- [What you have to do]
From the first record to the last, write out each one exactly.

Excerpts from an interface dataset
::::::

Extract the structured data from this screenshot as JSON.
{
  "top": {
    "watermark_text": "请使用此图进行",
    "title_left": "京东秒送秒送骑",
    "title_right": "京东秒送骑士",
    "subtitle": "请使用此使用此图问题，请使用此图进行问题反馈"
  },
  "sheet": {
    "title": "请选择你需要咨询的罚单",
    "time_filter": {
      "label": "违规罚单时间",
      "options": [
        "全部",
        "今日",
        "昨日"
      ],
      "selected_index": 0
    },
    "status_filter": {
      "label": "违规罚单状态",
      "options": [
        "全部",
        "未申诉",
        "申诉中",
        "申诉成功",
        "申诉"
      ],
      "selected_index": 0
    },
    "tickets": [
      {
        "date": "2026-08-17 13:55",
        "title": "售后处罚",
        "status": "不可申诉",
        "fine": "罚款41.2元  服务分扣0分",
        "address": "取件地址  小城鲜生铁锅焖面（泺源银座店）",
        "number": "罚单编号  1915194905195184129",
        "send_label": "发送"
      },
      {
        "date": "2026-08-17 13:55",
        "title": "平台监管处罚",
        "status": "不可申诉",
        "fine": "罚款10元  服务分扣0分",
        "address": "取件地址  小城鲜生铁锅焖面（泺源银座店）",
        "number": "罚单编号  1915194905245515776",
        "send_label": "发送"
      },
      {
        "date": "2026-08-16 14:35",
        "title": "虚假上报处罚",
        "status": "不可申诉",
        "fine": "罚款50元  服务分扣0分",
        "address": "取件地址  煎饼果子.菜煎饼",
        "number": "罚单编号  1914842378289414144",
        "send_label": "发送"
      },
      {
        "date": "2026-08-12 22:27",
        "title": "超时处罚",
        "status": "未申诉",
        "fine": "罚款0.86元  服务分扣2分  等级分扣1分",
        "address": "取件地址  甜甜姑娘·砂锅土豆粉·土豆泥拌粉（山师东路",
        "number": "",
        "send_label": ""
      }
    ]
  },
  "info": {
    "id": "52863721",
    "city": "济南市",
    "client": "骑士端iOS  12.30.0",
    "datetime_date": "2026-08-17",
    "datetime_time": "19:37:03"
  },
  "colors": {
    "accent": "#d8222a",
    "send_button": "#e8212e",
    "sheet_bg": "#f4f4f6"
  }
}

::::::

- [Output of the task]
Extract the structured data from this screenshot as JSON.
{
  "top": {
    "watermark_text": "请使用此图进行",
    "title_left": "京东秒送秒送骑",
    "title_right": "京东秒送骑士",
    "subtitle": "请使用此使用此图问题，请使用此图进行问题反馈"
  },
  "sheet": {
    "title": "请选择你需要咨询的罚单",
    "time_filter": {
      "label": "违规罚单时间",
      "options": [
        "全部",
        "今日",
        "昨日"
      ],
      "selected_index": 0
    },
    "status_filter": {
      "label": "违规罚单状态",
      "options": [
        "全部",
        "未申诉",
        "申诉中",
        "申诉成功",
        "申诉"
      ],
      "selected_index": 0
    },
    "tickets": [
      {
        "date": "2026-08-17 13:55",
        "title": "售后处罚",
        "status": "不可申诉",
        "fine": "罚款41.2元  服务分扣0分",
        "address": "取件地址  小城鲜生铁锅焖面（泺源银座店）",
        "number": "罚单编号  1915194905195184129",
        "send_label": "发送"
      },
      {
        "date": "2026-08-17 13:55",
        "title": "平台监管处罚",
        "status": "不可申诉",
        "fine": "罚款10元  服务分扣0分",
        "address": "取件地址  小城鲜生铁锅焖面（泺源银座店）",
        "number": "罚单编号  1915194905245515776",
        "send_label": "发送"
      },
      {
        "date": "2026-08-16 14:35",
        "title": "虚假上报处罚",
        "status": "不可申诉",
        "fine": "罚款50元  服务分扣0分",
        "address": "取件地址  煎饼果子.菜煎饼",
        "number": "罚单编号  1914842378289414144",
        "send_label": "发送"
      },
      {
        "date": "2026-08-12 22:27",
        "title": "超时处罚",
        "status": "未申诉",
        "fine": "罚款0.86元  服务分扣2分  等级分扣1分",
        "address": "取件地址  甜甜姑娘·砂锅土豆粉·土豆泥拌粉（山师东路",
        "number": "",
        "send_label": ""
      }
    ]
  },
  "info": {
    "id": "52863721",
    "city": "济南市",
    "client": "骑士端iOS  12.30.0",
    "datetime_date": "2026-08-17",
    "datetime_time": "19:37:03"
  },
  "colors": {
    "accent": "#d8222a",
    "send_button": "#e8212e",
    "sheet_bg": "#f4f4f6"
  }
}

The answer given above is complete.